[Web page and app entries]
================

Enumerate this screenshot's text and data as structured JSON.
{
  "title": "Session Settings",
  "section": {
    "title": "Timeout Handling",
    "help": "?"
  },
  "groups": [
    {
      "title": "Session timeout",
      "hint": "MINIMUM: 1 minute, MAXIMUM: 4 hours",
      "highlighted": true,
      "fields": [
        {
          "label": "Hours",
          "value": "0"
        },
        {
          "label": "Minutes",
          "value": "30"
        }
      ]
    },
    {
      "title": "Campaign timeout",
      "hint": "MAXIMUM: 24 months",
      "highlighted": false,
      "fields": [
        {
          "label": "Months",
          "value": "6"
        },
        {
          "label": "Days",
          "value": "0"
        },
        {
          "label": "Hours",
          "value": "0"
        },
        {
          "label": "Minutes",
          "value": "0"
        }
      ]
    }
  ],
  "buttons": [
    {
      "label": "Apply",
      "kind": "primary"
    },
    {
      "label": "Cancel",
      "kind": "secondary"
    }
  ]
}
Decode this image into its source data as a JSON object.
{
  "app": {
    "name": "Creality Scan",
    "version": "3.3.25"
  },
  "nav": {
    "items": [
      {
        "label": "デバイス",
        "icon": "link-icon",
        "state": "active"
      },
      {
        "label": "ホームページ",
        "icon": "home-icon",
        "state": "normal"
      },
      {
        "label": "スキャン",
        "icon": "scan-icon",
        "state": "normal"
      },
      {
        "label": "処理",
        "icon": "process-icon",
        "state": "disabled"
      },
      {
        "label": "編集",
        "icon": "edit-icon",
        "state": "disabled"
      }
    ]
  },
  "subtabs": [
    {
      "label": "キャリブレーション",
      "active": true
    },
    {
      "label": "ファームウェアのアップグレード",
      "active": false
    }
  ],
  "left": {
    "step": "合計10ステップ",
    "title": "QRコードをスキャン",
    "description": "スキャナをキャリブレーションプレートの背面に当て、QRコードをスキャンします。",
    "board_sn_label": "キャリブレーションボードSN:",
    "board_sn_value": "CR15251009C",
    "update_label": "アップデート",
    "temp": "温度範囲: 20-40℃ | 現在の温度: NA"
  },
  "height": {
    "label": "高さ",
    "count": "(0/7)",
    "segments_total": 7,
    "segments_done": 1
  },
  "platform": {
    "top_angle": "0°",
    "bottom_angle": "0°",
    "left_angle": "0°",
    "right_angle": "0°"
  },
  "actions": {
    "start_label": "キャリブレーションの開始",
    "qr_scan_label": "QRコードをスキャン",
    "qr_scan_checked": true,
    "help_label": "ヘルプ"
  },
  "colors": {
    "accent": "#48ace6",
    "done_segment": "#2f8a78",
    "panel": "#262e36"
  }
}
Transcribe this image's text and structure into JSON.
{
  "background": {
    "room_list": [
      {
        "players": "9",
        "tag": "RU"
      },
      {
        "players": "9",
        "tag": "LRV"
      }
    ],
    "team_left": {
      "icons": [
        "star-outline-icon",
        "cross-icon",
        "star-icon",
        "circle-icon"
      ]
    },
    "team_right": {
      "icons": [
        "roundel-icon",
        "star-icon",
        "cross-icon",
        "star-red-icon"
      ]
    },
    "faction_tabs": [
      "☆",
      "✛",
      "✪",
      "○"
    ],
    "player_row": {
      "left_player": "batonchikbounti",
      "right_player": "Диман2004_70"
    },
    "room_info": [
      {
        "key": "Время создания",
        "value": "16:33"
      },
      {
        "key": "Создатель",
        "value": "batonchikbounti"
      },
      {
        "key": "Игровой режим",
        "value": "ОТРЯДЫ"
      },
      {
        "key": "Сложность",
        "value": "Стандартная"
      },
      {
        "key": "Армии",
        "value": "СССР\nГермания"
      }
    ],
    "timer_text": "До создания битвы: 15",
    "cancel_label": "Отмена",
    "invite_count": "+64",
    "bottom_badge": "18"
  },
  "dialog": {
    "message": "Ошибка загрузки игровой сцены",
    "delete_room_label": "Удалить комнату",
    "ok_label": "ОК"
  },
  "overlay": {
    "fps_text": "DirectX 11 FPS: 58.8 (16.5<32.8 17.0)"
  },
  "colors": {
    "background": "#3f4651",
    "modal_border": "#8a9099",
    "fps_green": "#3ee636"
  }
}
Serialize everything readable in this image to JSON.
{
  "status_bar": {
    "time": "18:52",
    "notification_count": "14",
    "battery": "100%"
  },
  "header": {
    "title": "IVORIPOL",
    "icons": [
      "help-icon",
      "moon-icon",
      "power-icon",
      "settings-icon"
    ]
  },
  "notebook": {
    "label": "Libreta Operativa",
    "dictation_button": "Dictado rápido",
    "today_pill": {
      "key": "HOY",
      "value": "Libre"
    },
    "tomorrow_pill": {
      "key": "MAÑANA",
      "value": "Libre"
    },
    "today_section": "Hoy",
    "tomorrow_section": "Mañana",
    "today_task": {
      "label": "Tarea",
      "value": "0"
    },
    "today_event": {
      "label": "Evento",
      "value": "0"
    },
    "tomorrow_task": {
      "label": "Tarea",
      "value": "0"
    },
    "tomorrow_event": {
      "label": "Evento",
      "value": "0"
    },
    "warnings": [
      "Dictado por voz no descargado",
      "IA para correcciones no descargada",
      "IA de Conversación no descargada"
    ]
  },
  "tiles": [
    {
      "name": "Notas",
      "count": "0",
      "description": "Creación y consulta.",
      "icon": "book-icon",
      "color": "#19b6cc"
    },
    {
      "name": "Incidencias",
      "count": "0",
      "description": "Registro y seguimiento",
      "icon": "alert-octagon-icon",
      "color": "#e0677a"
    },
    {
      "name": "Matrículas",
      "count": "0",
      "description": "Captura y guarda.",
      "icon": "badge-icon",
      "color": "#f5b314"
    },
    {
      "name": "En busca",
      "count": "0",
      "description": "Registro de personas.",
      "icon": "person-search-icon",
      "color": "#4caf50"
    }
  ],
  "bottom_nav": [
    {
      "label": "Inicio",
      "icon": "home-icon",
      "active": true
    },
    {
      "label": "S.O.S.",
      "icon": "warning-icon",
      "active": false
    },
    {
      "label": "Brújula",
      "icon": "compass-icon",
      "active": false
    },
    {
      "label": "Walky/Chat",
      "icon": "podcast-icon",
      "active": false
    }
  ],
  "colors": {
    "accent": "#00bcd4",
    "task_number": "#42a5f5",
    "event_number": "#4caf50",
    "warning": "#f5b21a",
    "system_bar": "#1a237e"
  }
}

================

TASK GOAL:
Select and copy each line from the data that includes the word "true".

SOLVED PROBLEM:
      "highlighted": true,
      "active": true
    "qr_scan_checked": true,
      "active": true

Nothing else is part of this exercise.